**RECORDS SUPPLIED:**

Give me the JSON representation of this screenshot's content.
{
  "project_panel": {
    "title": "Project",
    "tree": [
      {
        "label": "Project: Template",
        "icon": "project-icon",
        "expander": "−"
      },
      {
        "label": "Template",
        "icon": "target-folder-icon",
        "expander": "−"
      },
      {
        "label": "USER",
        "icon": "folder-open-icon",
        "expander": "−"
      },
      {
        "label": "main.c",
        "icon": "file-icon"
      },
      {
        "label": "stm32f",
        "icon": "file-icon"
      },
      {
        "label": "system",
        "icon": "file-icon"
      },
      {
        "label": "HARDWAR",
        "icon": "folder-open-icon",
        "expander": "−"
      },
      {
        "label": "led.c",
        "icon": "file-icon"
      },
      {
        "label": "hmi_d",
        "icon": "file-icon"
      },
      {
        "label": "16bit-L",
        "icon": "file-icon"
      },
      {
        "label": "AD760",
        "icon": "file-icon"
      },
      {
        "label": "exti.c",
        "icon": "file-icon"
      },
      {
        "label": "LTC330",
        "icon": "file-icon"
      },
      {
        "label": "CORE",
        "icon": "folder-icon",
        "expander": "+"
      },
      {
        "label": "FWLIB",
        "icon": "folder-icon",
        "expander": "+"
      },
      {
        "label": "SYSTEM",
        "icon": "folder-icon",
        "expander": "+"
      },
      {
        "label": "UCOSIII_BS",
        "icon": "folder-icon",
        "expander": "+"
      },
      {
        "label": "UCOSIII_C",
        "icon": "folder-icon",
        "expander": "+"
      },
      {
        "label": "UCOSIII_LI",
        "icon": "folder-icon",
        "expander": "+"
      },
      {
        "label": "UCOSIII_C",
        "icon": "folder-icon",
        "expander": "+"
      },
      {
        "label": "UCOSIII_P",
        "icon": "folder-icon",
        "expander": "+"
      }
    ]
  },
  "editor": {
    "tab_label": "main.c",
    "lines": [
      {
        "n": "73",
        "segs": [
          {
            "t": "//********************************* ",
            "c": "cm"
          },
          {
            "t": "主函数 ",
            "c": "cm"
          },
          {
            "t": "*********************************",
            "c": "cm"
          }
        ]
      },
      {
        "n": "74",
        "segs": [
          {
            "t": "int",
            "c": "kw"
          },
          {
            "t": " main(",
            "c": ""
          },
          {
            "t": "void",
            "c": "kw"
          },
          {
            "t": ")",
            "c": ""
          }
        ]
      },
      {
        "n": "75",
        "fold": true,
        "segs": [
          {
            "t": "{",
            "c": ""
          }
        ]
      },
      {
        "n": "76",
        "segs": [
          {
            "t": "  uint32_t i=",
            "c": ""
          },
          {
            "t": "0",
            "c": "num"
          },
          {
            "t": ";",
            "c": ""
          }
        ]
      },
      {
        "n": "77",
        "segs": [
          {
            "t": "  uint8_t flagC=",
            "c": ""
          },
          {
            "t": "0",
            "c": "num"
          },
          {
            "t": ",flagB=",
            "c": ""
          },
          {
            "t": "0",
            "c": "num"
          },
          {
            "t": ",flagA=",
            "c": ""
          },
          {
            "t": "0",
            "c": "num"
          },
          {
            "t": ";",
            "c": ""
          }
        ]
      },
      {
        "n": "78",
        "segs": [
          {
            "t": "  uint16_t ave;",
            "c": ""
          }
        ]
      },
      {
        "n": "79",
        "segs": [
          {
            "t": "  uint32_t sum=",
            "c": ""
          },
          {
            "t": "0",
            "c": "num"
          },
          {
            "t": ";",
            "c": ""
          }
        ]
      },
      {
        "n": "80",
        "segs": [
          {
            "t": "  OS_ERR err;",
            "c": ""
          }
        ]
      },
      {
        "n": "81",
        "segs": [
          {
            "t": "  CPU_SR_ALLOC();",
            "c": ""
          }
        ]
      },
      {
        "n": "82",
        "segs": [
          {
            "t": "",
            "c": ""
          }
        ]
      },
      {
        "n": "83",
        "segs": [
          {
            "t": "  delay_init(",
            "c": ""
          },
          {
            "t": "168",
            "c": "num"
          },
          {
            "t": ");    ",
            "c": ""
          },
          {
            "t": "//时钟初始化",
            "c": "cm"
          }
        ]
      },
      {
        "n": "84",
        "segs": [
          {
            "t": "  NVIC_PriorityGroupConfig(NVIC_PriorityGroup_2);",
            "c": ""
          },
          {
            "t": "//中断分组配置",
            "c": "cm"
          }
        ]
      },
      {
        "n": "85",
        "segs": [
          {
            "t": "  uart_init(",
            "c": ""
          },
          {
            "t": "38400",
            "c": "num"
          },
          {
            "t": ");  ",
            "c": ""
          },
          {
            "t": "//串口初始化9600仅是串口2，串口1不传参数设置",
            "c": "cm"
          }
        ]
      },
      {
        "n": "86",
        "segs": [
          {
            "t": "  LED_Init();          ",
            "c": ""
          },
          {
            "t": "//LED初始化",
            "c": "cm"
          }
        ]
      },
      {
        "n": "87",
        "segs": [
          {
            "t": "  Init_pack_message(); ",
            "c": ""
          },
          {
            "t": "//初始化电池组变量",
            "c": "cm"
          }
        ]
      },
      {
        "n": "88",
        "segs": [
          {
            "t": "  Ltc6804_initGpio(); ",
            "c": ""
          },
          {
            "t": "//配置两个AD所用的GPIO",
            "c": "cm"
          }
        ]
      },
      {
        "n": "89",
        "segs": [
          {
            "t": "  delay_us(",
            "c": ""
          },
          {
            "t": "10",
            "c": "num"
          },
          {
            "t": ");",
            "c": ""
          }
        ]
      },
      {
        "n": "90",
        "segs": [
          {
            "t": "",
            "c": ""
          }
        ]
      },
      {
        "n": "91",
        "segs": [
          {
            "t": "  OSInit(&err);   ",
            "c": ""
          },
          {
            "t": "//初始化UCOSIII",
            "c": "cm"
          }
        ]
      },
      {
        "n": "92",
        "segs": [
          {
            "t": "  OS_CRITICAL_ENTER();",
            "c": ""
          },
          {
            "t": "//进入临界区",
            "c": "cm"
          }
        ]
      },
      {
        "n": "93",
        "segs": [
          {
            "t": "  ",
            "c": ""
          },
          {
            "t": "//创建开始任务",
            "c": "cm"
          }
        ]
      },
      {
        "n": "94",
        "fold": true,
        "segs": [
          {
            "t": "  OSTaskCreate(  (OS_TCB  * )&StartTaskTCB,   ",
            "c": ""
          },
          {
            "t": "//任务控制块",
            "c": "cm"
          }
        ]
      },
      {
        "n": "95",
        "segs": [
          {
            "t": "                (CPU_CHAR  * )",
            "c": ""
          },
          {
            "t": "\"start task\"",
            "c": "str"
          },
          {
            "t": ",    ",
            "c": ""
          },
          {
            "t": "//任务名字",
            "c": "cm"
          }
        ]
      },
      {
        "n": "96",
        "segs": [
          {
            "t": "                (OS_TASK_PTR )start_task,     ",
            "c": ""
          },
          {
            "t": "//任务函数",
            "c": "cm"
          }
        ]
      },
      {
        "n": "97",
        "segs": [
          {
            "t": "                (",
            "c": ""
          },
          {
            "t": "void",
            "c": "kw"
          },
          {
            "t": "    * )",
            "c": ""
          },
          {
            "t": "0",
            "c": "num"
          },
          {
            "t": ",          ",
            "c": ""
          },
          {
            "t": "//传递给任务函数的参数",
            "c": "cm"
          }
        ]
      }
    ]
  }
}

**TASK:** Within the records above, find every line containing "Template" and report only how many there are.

**ANSWER TO THIS EXERCISE:** 2